## Work order
Could you output every record below exactly as it appears?

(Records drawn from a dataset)
=====
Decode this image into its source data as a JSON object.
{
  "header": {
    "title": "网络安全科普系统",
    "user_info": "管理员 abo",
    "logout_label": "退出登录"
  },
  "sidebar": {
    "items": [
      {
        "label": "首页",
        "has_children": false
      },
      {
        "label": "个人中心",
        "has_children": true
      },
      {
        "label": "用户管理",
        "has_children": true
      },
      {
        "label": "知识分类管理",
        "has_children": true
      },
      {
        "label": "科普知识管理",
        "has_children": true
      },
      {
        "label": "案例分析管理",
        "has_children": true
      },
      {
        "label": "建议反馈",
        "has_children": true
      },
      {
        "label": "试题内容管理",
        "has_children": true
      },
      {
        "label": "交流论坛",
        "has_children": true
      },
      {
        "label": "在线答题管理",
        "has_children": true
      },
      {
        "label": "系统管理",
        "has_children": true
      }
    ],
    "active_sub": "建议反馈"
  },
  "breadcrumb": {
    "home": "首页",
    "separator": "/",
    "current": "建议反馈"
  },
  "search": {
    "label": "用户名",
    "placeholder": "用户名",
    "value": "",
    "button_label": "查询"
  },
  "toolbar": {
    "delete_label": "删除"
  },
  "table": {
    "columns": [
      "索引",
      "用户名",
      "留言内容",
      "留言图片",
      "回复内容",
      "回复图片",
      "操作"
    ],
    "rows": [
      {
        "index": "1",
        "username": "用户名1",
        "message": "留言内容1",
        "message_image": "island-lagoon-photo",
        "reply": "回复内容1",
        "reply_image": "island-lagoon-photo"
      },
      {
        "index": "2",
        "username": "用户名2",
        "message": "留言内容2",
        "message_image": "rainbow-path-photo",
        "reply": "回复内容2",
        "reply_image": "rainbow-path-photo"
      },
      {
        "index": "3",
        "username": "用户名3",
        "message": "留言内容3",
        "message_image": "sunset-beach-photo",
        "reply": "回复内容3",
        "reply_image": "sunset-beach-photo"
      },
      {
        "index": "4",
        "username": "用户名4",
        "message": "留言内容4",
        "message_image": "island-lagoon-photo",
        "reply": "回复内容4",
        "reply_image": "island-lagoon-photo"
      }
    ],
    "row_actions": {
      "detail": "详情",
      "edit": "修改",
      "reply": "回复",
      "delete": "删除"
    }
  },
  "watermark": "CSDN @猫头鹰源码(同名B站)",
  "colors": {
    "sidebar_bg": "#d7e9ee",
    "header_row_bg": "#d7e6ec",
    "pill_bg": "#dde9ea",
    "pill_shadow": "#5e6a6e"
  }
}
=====
## Your response
Decode this image into its source data as a JSON object.
{
  "header": {
    "title": "网络安全科普系统",
    "user_info": "管理员 abo",
    "logout_label": "退出登录"
  },
  "sidebar": {
    "items": [
      {
        "label": "首页",
        "has_children": false
      },
      {
        "label": "个人中心",
        "has_children": true
      },
      {
        "label": "用户管理",
        "has_children": true
      },
      {
        "label": "知识分类管理",
        "has_children": true
      },
      {
        "label": "科普知识管理",
        "has_children": true
      },
      {
        "label": "案例分析管理",
        "has_children": true
      },
      {
        "label": "建议反馈",
        "has_children": true
      },
      {
        "label": "试题内容管理",
        "has_children": true
      },
      {
        "label": "交流论坛",
        "has_children": true
      },
      {
        "label": "在线答题管理",
        "has_children": true
      },
      {
        "label": "系统管理",
        "has_children": true
      }
    ],
    "active_sub": "建议反馈"
  },
  "breadcrumb": {
    "home": "首页",
    "separator": "/",
    "current": "建议反馈"
  },
  "search": {
    "label": "用户名",
    "placeholder": "用户名",
    "value": "",
    "button_label": "查询"
  },
  "toolbar": {
    "delete_label": "删除"
  },
  "table": {
    "columns": [
      "索引",
      "用户名",
      "留言内容",
      "留言图片",
      "回复内容",
      "回复图片",
      "操作"
    ],
    "rows": [
      {
        "index": "1",
        "username": "用户名1",
        "message": "留言内容1",
        "message_image": "island-lagoon-photo",
        "reply": "回复内容1",
        "reply_image": "island-lagoon-photo"
      },
      {
        "index": "2",
        "username": "用户名2",
        "message": "留言内容2",
        "message_image": "rainbow-path-photo",
        "reply": "回复内容2",
        "reply_image": "rainbow-path-photo"
      },
      {
        "index": "3",
        "username": "用户名3",
        "message": "留言内容3",
        "message_image": "sunset-beach-photo",
        "reply": "回复内容3",
        "reply_image": "sunset-beach-photo"
      },
      {
        "index": "4",
        "username": "用户名4",
        "message": "留言内容4",
        "message_image": "island-lagoon-photo",
        "reply": "回复内容4",
        "reply_image": "island-lagoon-photo"
      }
    ],
    "row_actions": {
      "detail": "详情",
      "edit": "修改",
      "reply": "回复",
      "delete": "删除"
    }
  },
  "watermark": "CSDN @猫头鹰源码(同名B站)",
  "colors": {
    "sidebar_bg": "#d7e9ee",
    "header_row_bg": "#d7e6ec",
    "pill_bg": "#dde9ea",
    "pill_shadow": "#5e6a6e"
  }
}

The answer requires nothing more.